Sculpture spread in a reduced scale. Although mantelpieces and showcases were still in use, the modern apartment did not leave many free corners to exhibit new collections. Shelves became the natural territory for figurines among which bookends could be useful as well as beautiful.

Themes evolved. There was still a living passion for animals, in the line of the French animaliers, but without the violence of the nineteenth century hunting scenes; Max Le Verrier’s bookends prefer watching to acting, holding powerfully our books, as if they were indeed guarding them and the whole room. Bouraine’s, edited very often by Max Le Verrier, looked more skeptical and ironic. Women, as in Pierre Le Faguays (aka Fayral), were no longer ethereal figures but liberated youngsters who danced and smoked in public publics.

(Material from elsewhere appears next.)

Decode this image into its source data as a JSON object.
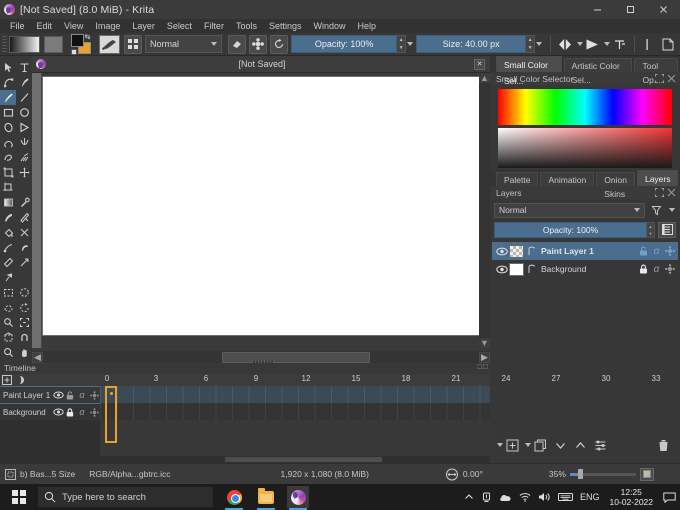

Exoticism kept pervading everything. With the latest means of transport and open borders, distant lands—including their populations and animals—looked closer than ever. The privileged started travelling around the world. Colonies were rediscovering new horizons to their masters in their metropolis. This air of exclusive exoticism can be regained with some vintage bookends on your shelves. The stylization and primitivism of the 20s can add some precious drops to a modern art deco cocktail today.

Discover our selection of bookends.